Yet aggressive driving remains a huge problem. Studies estimate 80% of American drivers give in to road rage each month, and they may take out their aggression on motorcyclists. For example, an alarming 25% of drivers confessed to merging into traffic when the gap was too small. While this maneuver is dangerous for all drivers involved, the resulting rear-end collisions can be deadly for motorcyclists.

Rear-Ending

Most drivers instinctively slow down when they see brake lights, but the same isn’t true for motorcyclists. Motorcycles have a shorter stopping distance, and many downshift to slow down rather than hit the brakes. This means motorcycle riders slow down faster than other vehicles, and there may be no visual warning signs that they are stopping. This, in turn, can lead to a rear-end collision, one of the more common causes of motorcycle accidents.

Next time you’re following behind a motorcycle, be sure to leave plenty of room and slow down if you notice yourself “creeping up” on the vehicle ahead of you.

Blind Spots

According to the National Highway Transportation Safety Administration (NHTSA), roughly 42% of motorcycle crashes occur because a car driver did not see the motorcyclist. Whether this is because the driver didn’t look over their shoulder before merging or because a truck didn’t realize a driver was in their no-zone, everyone on the road should maintain a heightened awareness and double-check their mirrors and blind spots when motorcycles are around.

Head-On Collisions

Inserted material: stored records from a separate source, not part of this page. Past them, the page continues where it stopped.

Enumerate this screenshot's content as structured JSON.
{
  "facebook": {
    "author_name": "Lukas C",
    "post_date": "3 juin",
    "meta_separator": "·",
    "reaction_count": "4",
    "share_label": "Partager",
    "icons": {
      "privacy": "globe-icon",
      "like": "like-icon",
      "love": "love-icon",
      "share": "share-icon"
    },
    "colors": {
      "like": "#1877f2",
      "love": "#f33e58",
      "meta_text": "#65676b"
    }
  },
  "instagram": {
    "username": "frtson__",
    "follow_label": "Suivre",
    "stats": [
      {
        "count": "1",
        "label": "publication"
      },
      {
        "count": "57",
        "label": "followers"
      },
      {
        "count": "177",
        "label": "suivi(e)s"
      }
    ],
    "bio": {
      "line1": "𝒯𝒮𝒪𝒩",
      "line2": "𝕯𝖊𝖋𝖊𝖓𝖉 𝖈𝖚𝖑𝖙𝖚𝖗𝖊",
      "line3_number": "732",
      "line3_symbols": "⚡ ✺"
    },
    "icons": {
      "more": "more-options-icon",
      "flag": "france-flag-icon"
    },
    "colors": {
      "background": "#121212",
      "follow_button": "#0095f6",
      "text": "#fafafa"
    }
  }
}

The NHTSA warns that motorcycles are harder to see around corners, construction zones, and roads obscured by foliage. These low visibility settings can prevent drivers from seeing motorcyclists until a crash is nearly imminent. This can be especially dangerous on two-lane roads when a driver attempts to pass someone and does not see the motorcyclist approaching in the other lane.

These crashes tend to be catastrophic. Head-on collisions are responsible for 56% of motorcycle crash fatalities, making them the top cause of severe motorcycle crashes by far.

DUIs

On average, 25% of car crashes are caused by drunk or intoxicated driving, yet those same drivers cause roughly 1-in-3 motorcycle fatalities. While some of these are caused by unsafe motorcycle riders, cars have a much greater risk of making these crashes fatal.

Drunk drivers endanger motorcyclists for the same reasons we discussed above. They are more likely to swerve, to speed, to drift into the wrong lane, and they are less likely to check their blind spots before attempting to merge. All of these factors combined make drunk drivers in cars an especially dangerous hazard to even the safest motorcycle rider.

To schedule a free consultation with an experienced Kansas car accident lawyer from Bretz Injury Law, don’t hesitate to contact our firm at or send us an email.